The power of habit has become debilitating. Like a wealthy but conservative shopper who keeps going back to the same clothes shop, Wenger habituates the same strata of the transfer market. When he can’t get what he needs, he’s happy to come back home with something he’s already got, ­usually an elegant midfielder, tidy passer, gets bounced in big games, prone to going missing. Another button-down blue shirt for a drawer that is well stuffed.

It is almost universally accepted that, as a business, Arsenal are England’s leading club. Where their rivals rely on bailouts from oligarchs or highly leveraged debt, Arsenal took tough choices early and now appear financially secure – helped by their manager’s ability to engineer qualification for the Champions League every season while avoiding excessive transfer costs. Does that count for anything?

After the financial crisis, I had a revealing conversation with the owner of a private bank that had sailed through the turmoil.

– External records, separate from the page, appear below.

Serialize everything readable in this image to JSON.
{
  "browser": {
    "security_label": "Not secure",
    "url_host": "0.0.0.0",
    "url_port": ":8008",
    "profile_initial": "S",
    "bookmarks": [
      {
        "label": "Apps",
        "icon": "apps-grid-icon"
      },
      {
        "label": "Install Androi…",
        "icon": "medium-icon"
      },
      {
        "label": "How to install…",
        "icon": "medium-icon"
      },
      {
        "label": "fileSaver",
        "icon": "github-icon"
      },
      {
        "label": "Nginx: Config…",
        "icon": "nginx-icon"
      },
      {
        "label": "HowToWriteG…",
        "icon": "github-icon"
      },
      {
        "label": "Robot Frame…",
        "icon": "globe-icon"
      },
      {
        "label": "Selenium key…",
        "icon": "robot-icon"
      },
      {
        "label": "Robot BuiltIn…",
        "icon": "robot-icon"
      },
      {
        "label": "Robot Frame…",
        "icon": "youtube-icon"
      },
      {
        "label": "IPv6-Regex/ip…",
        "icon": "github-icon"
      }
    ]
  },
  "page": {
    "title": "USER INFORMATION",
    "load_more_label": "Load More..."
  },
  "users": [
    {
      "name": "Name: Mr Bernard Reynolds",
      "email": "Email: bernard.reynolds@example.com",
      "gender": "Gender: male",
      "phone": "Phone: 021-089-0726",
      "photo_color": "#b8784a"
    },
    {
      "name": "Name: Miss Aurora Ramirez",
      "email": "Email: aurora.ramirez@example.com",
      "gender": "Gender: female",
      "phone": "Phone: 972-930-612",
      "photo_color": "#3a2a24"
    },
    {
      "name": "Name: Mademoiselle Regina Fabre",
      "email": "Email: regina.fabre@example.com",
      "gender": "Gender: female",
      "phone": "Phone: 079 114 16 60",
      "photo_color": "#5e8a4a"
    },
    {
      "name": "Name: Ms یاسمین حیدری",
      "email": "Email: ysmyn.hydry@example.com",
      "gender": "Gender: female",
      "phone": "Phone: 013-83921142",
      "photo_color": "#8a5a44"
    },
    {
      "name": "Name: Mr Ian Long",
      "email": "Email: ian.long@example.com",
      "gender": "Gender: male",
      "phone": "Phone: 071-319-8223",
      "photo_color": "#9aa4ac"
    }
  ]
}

Being cautious and Swiss, he explained, he had always kept more capital reserves than the norm. As a result, the bank had made less money in boom years. “If I’d been a normal chief executive, I’d have been fired by the board,” he said. Instead, when the economic winds turned, he was much better placed than more bullish rivals. As a competitive strategy, his winning hand was only laid bare by the arrival of harder times.

In football, however, the crash never came. We all wrote that football’s insane spending couldn’t go on but the pace has only quickened. Even the Premier League’s bosses confessed to being surprised by the last extravagant round of television deals – the cash that eventually flows into the hands of managers and then the pockets of players and their agents.

By refusing to splash out on the players he needed, whatever the cost, Wenger was hedged for a downturn that never arrived.

What an irony it would be if football’s bust comes after he has departed. Imagine the scenario. The oligarchs move on, finding fresh ways of achieving fame, respectability and the protection achieved by entering the English establishment. The clubs loaded with debt are forced to cut their spending. Arsenal, benefiting from their solid business model, sail into an outright lead, mopping up star talent and trophies all round.

It’s often said that Wenger – early to invest in data analytics and worldwide scouts; a pioneer of player fitness and lifestyle – was overtaken by imitators. There is a second dimension to the question of time and circumstance. He helped to create and build Arsenal’s off-field robustness, even though football’s crazy economics haven’t yet proved its underlying value.

If the wind turns, Arsène Wenger may face a frustrating legacy: yesterday’s man and yet twice ahead of his time. 

Ed Smith is a journalist and author, most recently of Luck. He is a former professional cricketer and played for both Middlesex and England.

This article first appeared in the 24 February 2017 issue of the New Statesman, The world after Brexit